At dawn, let’s say on the 23rd of May, de Brechin launched a surprise attack, most likely by Souterford. Not only did the errant de Brechin surprise the King’s men, he took Buchan by surprise as the Earl’s main contingent was too far behind to back up any advantage he’d gained. As Buchan sensibly drew up his army between the Hill of Barra and the marshes of the Lochter Burn, two of Bruce’s faithful lieutenants got him out of bed, propped him on his horse and rode out to challenge the enemy. Legend has it that the Earl of Buchan’s feudal levies were so shocked at the appearance of Bruce, whom they’d been told was ill and no doubt dying, that they turned and fled “as far as Fyvie.” In any event, the battle was a bit of a rout and it was all over by coffee break.

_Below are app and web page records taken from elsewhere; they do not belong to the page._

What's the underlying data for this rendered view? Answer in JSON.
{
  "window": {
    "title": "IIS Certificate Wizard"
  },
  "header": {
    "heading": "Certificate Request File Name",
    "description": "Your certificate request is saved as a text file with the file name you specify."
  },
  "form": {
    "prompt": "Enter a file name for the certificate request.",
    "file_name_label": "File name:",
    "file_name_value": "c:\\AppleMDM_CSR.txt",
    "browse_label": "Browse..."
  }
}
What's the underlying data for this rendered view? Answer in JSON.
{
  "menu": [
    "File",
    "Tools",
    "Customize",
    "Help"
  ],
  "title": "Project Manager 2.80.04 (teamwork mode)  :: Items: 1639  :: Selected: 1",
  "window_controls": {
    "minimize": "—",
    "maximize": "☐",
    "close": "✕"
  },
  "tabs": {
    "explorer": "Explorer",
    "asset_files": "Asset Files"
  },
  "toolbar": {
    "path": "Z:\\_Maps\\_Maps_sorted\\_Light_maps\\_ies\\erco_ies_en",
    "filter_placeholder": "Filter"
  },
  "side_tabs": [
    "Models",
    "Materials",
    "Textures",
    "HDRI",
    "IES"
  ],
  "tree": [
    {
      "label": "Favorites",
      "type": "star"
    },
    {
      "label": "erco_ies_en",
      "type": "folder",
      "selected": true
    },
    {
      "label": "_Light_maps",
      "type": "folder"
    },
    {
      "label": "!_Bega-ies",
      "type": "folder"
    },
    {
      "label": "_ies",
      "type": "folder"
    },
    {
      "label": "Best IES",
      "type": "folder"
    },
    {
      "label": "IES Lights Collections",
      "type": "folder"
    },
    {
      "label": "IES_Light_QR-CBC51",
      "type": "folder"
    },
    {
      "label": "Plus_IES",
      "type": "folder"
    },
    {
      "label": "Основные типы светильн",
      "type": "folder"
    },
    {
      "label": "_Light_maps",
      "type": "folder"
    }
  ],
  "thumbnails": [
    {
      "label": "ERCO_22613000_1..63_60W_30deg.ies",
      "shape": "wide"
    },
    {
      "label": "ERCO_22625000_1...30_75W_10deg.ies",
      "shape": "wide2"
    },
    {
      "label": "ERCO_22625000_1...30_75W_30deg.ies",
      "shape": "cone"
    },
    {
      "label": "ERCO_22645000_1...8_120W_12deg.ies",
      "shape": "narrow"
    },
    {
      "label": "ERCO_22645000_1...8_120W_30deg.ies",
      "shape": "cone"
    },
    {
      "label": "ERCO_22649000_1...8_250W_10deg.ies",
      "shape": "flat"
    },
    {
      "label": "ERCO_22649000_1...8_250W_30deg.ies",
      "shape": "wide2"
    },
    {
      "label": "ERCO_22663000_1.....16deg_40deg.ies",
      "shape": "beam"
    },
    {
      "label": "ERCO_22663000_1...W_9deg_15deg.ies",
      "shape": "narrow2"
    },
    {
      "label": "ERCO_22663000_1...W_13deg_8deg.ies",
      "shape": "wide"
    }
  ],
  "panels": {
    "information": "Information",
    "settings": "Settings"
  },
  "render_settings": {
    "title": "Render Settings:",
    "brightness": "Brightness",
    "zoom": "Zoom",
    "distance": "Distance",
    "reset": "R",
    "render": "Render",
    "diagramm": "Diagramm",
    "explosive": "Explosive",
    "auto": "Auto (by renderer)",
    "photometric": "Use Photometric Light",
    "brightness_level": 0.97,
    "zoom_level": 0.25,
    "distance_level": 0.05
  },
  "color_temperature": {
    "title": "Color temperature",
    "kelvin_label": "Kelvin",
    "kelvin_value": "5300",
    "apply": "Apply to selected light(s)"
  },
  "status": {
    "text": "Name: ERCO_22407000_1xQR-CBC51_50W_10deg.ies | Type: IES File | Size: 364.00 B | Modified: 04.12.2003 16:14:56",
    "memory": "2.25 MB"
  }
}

Another legend concerns the so-called ‘Bruce’s Seat’; a stone that King Robert is said to have sat upon as he directed the battle. That stone is now established by the roundabout on the Oldmeldrum by-pass, having been moved from Barra Hill. There is another stone associated with the battle, which is known as the ‘Grenago Stane’ or the ‘Groaning Stone’. The ‘Groaner’ can be found on the 14th fairway of the Oldmeldrum golf course – and on the club’s emblem or logo. The legend of the ‘Groaner’, which is really part of a long gone stone circle, has it that the Earl of Buchan lay down behind the stone, groaning and moaning about the loss of his troops.

In the aftermath of the Battle of Barra, Robert the Bruce took no chances of leaving a hostile territory in his rear as he turned to head south and west to deal with Galloway. Before he left Buchan, Bruce carried out the drastic action that came to be known as the ‘Herschip of Buchan’. The violent and bloody devastation Bruce inflicted on the north east, burning and ravaging the houses and farms of the local population, and the strongholds of its Comyn lords and masters, remained in living memory for generations after the event. It was a spiteful act of vengeance against his own people, akin to the terrible examples of terrorism inflicted in the borders by his erstwhile overlord, Edward Longshanks.

No comments:

Post a Comment